Starting and StoppingThe good news: I finally played Blendo's Thirty Flights of Loving yesterday.
Blendo Games is on that short list (that includes Tarn Adams, Travis Baldree, Vic Davis, Ian Hardingham, and a few others)of developers who make appointment games. Those are games that, even in my current time deficit situation, I must play.
Thirty Flights of Loving isn't a game, really--it more accurately qualifies as an experience, because there are no gameplay affecting decisions you can make, as far as I can tell. And it only last fifteen minutes.
Do either of those things matter? No, because it's an exhilarating experience, the gaming equivalent of Tarantino (with a helping of Sergio Leone). You're not playing a game so much as trying to reconstruct what happened, and it will take several playthroughs before you begin to piece it all together.
With Thirty Flights of Loving, Gravity Bone, and Atom Zombie Smasher, Blendo has a portfolio that can stand up with anyone for freshness and energy. And music--all three games have absolutely amazing soundtracks.
Now, I only hope they do a longer project in 2013.
I also started Spec Ops: The Line last night.

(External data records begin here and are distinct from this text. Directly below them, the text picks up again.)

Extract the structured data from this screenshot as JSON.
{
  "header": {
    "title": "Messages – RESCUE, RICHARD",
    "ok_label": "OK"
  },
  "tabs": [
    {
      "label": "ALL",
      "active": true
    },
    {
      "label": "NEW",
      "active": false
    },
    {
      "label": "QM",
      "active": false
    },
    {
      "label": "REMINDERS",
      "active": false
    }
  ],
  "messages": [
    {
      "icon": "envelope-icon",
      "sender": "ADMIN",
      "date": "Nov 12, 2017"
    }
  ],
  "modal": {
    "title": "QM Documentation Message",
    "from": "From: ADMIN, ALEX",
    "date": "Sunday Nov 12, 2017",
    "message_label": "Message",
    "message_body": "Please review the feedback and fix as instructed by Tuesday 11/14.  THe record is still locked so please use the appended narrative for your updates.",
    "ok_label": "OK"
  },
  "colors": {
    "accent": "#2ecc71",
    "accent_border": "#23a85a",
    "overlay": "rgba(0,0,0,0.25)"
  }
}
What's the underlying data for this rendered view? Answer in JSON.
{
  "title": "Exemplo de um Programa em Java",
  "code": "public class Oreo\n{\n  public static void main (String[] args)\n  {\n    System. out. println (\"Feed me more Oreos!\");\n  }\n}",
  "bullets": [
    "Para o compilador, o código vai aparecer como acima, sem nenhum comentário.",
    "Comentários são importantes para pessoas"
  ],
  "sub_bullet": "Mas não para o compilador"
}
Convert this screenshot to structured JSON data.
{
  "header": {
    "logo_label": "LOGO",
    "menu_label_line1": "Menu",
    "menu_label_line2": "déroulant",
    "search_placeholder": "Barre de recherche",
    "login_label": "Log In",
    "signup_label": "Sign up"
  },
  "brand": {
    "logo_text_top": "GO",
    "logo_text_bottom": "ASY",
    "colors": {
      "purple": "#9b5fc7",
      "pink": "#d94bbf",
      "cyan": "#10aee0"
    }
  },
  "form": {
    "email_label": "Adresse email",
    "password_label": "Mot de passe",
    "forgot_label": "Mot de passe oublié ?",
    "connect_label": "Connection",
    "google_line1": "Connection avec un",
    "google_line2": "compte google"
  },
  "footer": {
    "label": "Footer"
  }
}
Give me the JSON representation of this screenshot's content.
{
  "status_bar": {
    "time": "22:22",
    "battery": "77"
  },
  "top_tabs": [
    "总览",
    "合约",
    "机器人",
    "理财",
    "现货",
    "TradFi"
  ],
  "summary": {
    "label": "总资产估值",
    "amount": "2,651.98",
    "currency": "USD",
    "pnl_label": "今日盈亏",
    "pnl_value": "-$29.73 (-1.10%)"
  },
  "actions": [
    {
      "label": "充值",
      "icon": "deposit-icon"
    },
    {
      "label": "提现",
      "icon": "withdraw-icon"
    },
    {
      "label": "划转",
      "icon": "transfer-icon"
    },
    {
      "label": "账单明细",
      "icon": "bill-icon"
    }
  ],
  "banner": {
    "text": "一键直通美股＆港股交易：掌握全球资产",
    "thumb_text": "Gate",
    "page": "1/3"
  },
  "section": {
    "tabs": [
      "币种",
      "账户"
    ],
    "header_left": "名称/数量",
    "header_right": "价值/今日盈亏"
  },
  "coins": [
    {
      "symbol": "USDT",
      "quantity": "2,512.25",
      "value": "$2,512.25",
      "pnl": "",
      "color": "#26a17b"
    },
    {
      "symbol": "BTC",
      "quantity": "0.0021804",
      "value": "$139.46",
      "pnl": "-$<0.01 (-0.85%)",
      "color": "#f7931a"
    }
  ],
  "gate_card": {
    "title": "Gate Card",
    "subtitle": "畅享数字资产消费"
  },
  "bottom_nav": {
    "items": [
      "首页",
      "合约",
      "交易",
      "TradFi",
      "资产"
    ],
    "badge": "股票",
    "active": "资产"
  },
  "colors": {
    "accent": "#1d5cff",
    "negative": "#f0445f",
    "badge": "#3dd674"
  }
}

I haven't played a "realistic" military shooter in years, because while I was playing Call of Duty: Modern Warfare 2, I became so intensely uncomfortable that I quit.
I thought about what was bothering me, and I realized that it was the contemporary setting. I'm fine with a WWII shooter, or even Vietnam era, but the contemporary setting (and the realism) completely creeped me out.
I'd read so many good things about the plot of Spec Ops, though, and the questions it forces the player to ask, that I wanted to see for myself. It's been a long time, and I thought I'd be fine with the setting, given the context around the plot.
In a word: nope.
I played for a little more than 30 minutes, increasingly uncomfortable as I went, and then just quit. Even if there is some kind of terrific plot in the game, I couldn't make it past the realism.
From what I did see, the writing was terrific.
I wonder if this is an age-related issue--my problem with these kinds of games--or if it has something to do with being a father. None of this would have bothered me in the least fifteen years ago.